2.2 Configurable Properties
In the last lesson we saw that the
restrict property is not supported when using Angular components. There are other configuration properties that are also not supported in components. In this lesson, I'll review which properties are supported in components and which are not.
1.Introduction2 lessons, 06:28
2.Creating Your First Component3 lessons, 19:33
3.Working With Components3 lessons, 20:40
4.Conclusion1 lesson, 00:58
2.2 Configurable Properties

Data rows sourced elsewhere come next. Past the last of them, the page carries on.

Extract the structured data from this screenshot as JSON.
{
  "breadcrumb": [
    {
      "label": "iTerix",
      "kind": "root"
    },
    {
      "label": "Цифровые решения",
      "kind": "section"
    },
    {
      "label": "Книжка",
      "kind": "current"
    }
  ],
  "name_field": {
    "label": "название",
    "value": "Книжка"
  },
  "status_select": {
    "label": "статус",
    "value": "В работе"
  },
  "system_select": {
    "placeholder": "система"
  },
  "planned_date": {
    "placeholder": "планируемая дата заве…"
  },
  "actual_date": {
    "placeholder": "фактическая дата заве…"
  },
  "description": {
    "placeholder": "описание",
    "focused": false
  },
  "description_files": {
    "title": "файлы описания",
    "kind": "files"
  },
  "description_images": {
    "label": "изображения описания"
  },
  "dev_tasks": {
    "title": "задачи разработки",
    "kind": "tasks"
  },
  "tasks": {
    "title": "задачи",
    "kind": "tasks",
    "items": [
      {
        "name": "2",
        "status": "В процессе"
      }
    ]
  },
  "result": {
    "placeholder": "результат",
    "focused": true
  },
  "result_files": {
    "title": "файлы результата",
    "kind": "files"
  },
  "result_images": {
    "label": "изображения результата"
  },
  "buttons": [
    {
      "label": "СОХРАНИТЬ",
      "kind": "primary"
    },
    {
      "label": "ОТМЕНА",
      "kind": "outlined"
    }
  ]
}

Hi, folks. In this lesson, we're going to review the configurable properties that we can use in our component definition. As we saw in the last lesson, the restrict property isn't supported. First of all, let's take a look at the other properties that are no longer supported. One property no longer supported is the replace property. When using a component, the rendered content including transcluded content will always be wrapped in a custom element. The replace property, which although it still works in angular1.x is actually deprecated in any case to two inherent problems in the feature, they can easily be fixed. Another property that is simply no longer required is the priority property. Components are always single elements. This is also why the multiElement and terminal properties aren't supported, as well. Components always have an isolate scope. So the scope property isn't supported, either. And as there is a new way to bind attributes to a controller, the bindToController property is also unavailable with components. Lastly, the templateNamespace property is no longer supported, because custom HTML elements are always HTML elements. In addition to these properties, there are also no compile or link functions and it's for this reason that is not recommended to convert directives that do a lot of DOM manipulation or add DOM event handlers into components. So, these are the things we can't do with components. All other directive properties, including controller, controller as, require, template, template URL and transglued can all be used in the same way as they are with directives. There is also a new property not available with regular directives, the bindings property, which is the replacement for bindToController. With the bindings property, we can bind attributes to the component's controller. We could make use of this property for our modal component. Let's say, we wanted to be able to optionally add a title to the modal component. We could do this using a simple attribute on the modal element in app/app.html, the main file for the application. Let's just open this app So, down at the bottom of the page is a custom modal element. Let's add a new attribute, so that we can parse a title into our component. We need to make sure that we use hyphens in the attribute name and we can optionally use a data prefix. So now in the component file, we can add a bindings object. And we want to add a binding for our modalTitle attribute. So this time, we use camel case for the attribute name instead of kebab-case or hyphen case. We specify how the binding should occur using the value. In this case, we can use an at binding, because the actually be binding to you is a string. The question mark is to mark the property as optional. The bindings property let us specify the inputs for our component and as well as the at binding, we can also specify a one way binding using the less than character. Before our new binding will work, however, we need to have a controller for our component to manage the component scope and allow it to work with bindings in the template. We can add the controller and controller as properties to our component, and we'll do that after the template URL property. The controller, as property is used to namespace the bindings in the template. It's a best practice to use this, as it removes ambiguity in the template by making it explicit where a particular binding value is coming from. The controller only needs to be an empty function at this point. We can now update the template to make use of the new property that may be added to the components controller in modal.html. And let's add this outside of the form The if directive and binding both use the modal namespace, which makes it clear that this property is coming from the modal controller and let's just view the app in our browser now. So as you can see, the test title that we added to the custom modal element in app.html has pulled through into our modem template. So in this lesson, we looked at the configuration properties that we can use when creating an angular component. We saw that a number of properties we can use with directives are now deprecated in components. These are the bindToController, multiElement, priority, restrict, scope, templateNamespace and terminal properties. We also learned that we don't get compile or link functions, either. We then moved on to look at the new bindings property, which allows us to map attributes from the component element to the controller. We use this to allow the example modal to have a title separate. We also added a controller and updated the template to use the controller, as binding format. Thanks for watching.